Only real hockey fans are going to get this one: Should Maple Leaf defenceman Morgan Rielly remove one of the 4s from the back of his sweater?
Would NHL players support a rule change allowing teams the option of declining a penalty shot and instead taking the two-minute power play advantage?
Things I Firmly Believe
Although there are varying degrees of importance, there’s no such thing as an unimportant job; if it wasn’t important it wouldn’t exist.
There are people who are just plain evil.
The Roman philosopher Seneca had the best definition of luck: opportunity meeting preparation.
All politicians at all levels of government should be restricted to two terms.
Unions, by their refusal to allow the rewarding of competence and merit over seniority, seriously impair productivity, which, in turn, seriously harms the economy.
There are far too many middle-management positions in many large organizations and in most, if not all, bureaucracies.
Worst Hockey Coaching Decision Eve
Seeing associate coach Marc Crawford behind the Ottawa Senators’ bench the other night reminded me of what has to be the worst coaching decision in the history of hockey.
It happened during the 1998 Olympics in Nagano, Japan, when Crawford was coaching Team Canada. During a shootout to decide an elimination game against the Czech Republic, Crawford inexplicably left the greatest scorer in the history of hockey, Wayne Gretzky, sitting on the bench.
The five shooters he selected were Theo Fleury, Ray Bourque, Joe Nieuwendyk, Eric Lindros, and Brendan Shanahan, none of whom scored on Dominik Hasek, although Lindros hit a post. Canada finished a disappointing fourth. To the best of my knowledge Crawford has never even hinted which player he specifically picked ahead of Gretzky.
I suspect that a lot more hockey fans remember this boneheaded decision than remember that in 1995, while coaching the Quebec Nordiques, at age thirty-four Crawford became the youngest coach to ever win the Jack Adams award for NHL coach of the year; proving once again that infamy can be more enduring than fame.
A Memorable Colleague
While browsing through some old material the other day I ran across the name of one of my most memorable professional colleagues, the late Seymour Wigle, former managing partner of Price Waterhouse’s Toronto office. Memories came rushing in.
Back in the mid-80s Seymour was a member of the board of governors of the Canadian Institute of Chartered Accountants; I was the board’s chairman. It was the afternoon of the second day of a gruelling meeting of the governors and I was getting fed up with long-winded, banal, repetitious spiels by a number of governors who just wanted to hear themselves talk. (As I recall, there were almost forty people on the board, which was more than double the number that was really necessary.)

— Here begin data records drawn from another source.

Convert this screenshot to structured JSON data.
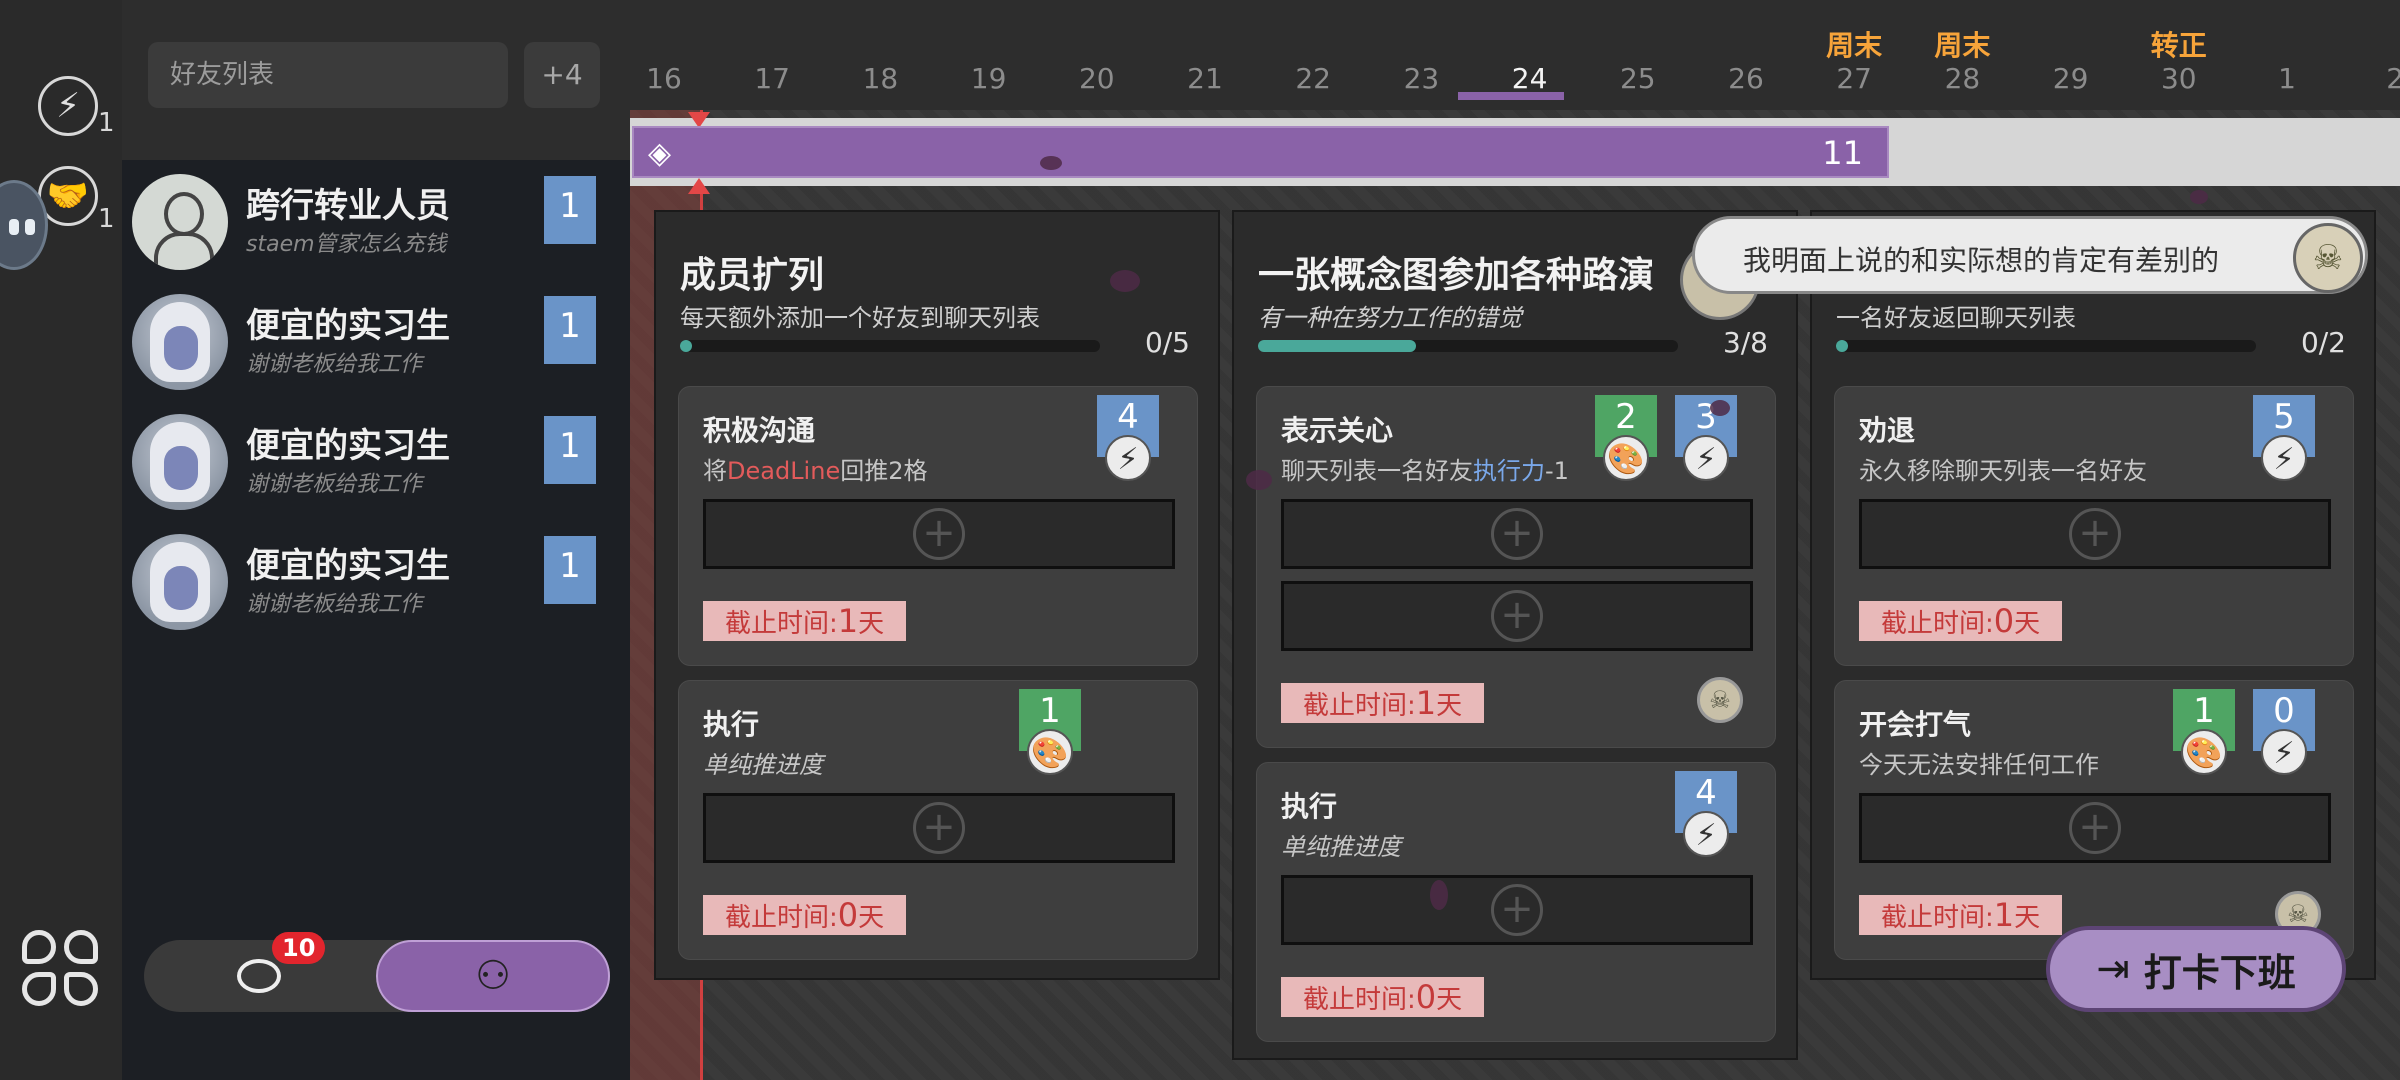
{
  "rail": {
    "energy_count": "1",
    "handshake_count": "1"
  },
  "friends": {
    "search_placeholder": "好友列表",
    "more_label": "+4",
    "items": [
      {
        "name": "跨行转业人员",
        "subtitle": "staem管家怎么充钱",
        "badge": "1",
        "avatar": "generic-avatar"
      },
      {
        "name": "便宜的实习生",
        "subtitle": "谢谢老板给我工作",
        "badge": "1",
        "avatar": "intern-avatar"
      },
      {
        "name": "便宜的实习生",
        "subtitle": "谢谢老板给我工作",
        "badge": "1",
        "avatar": "intern-avatar"
      },
      {
        "name": "便宜的实习生",
        "subtitle": "谢谢老板给我工作",
        "badge": "1",
        "avatar": "intern-avatar"
      }
    ],
    "chat_badge": "10"
  },
  "calendar": {
    "days": [
      "16",
      "17",
      "18",
      "19",
      "20",
      "21",
      "22",
      "23",
      "24",
      "25",
      "26",
      "27",
      "28",
      "29",
      "30",
      "1",
      "2"
    ],
    "active_day": "24",
    "tags": {
      "27": "周末",
      "28": "周末",
      "30": "转正"
    }
  },
  "deadline_track": {
    "count": "11",
    "progress_fraction": 0.71
  },
  "columns": [
    {
      "title": "成员扩列",
      "desc": "每天额外添加一个好友到聊天列表",
      "ratio": "0/5",
      "progress": 0.0,
      "tasks": [
        {
          "title": "积极沟通",
          "desc_pre": "将",
          "desc_red": "DeadLine",
          "desc_post": "回推2格",
          "req_blue": "4",
          "deadline_label": "截止时间:",
          "deadline_value": "1",
          "deadline_unit": "天"
        },
        {
          "title": "执行",
          "desc": "单纯推进度",
          "req_green": "1",
          "deadline_label": "截止时间:",
          "deadline_value": "0",
          "deadline_unit": "天"
        }
      ]
    },
    {
      "title": "一张概念图参加各种路演",
      "desc": "有一种在努力工作的错觉",
      "ratio": "3/8",
      "progress": 0.375,
      "tasks": [
        {
          "title": "表示关心",
          "desc_pre": "聊天列表一名好友",
          "desc_blue": "执行力",
          "desc_post": "-1",
          "req_green": "2",
          "req_blue": "3",
          "deadline_label": "截止时间:",
          "deadline_value": "1",
          "deadline_unit": "天"
        },
        {
          "title": "执行",
          "desc": "单纯推进度",
          "req_blue": "4",
          "deadline_label": "截止时间:",
          "deadline_value": "0",
          "deadline_unit": "天"
        }
      ]
    },
    {
      "title": "",
      "desc": "一名好友返回聊天列表",
      "ratio": "0/2",
      "progress": 0.0,
      "tasks": [
        {
          "title": "劝退",
          "desc": "永久移除聊天列表一名好友",
          "req_blue": "5",
          "deadline_label": "截止时间:",
          "deadline_value": "0",
          "deadline_unit": "天"
        },
        {
          "title": "开会打气",
          "desc": "今天无法安排任何工作",
          "req_green": "1",
          "req_blue": "0",
          "deadline_label": "截止时间:",
          "deadline_value": "1",
          "deadline_unit": "天"
        }
      ]
    }
  ],
  "speech": {
    "text": "我明面上说的和实际想的肯定有差别的"
  },
  "clockout": {
    "label": "打卡下班"
  },
  "colors": {
    "accent_purple": "#8a62a8",
    "badge_blue": "#6a94c8",
    "badge_green": "#4fa564",
    "deadline_red": "#c43a3a",
    "weekend_orange": "#f7a43a"
  }
}
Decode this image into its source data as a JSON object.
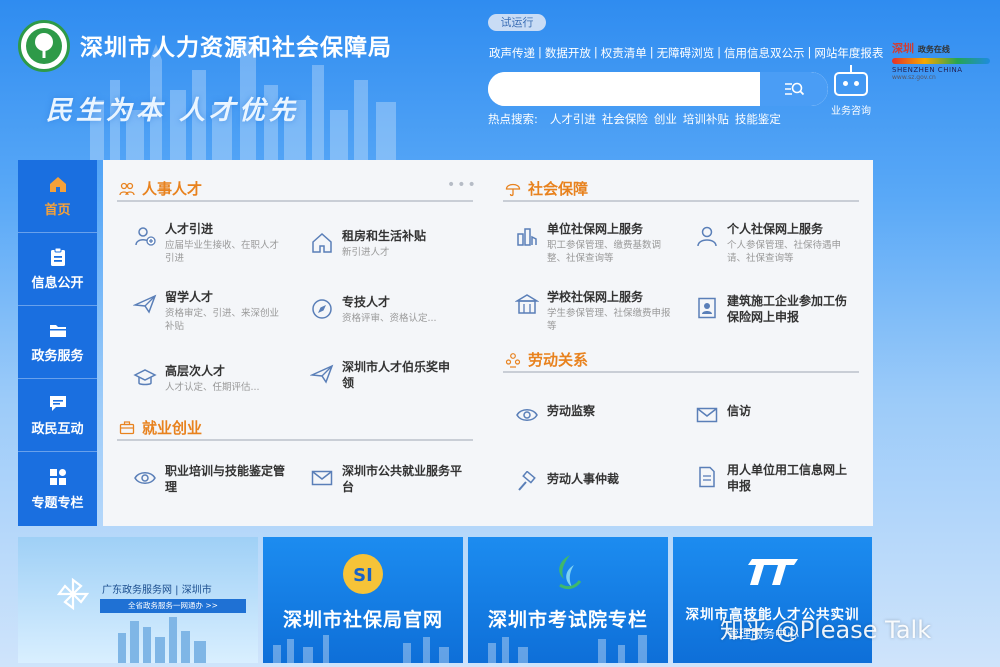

I noticed that Seymour had his hand up and acknowledged him by saying, “Seymour, if you have something new to say I’ll give you the floor. But if you’re just going to re-hash points we’ve already heard too many times, I’m not going to. Do you have something new to add?” Seymour replied, “How the hell should I know? I’ve been asleep for the last hour.”
Of course I let him speak.
At his retirement party years later, Seymour accurately summed up the sea change that had occurred in the accounting profession during our careers. In an appropriately rueful voice, and a poignant pause in the middle of the final sentence of his speech, he intoned, “I joined a profession ….. but I’m leaving a business.”
While writing this I remembered another unique incident involving Seymour. He’s the only person I’ve ever known who was involved in a car accident in which the other vehicle was a boat. One Saturday afternoon he was driving along a residential street in Hamilton when a boat broke loose from a trailer hitch in a driveway, rolled onto the street, and crashed into the side of Seymour’s car. He was astonished but, fortunately, not hurt.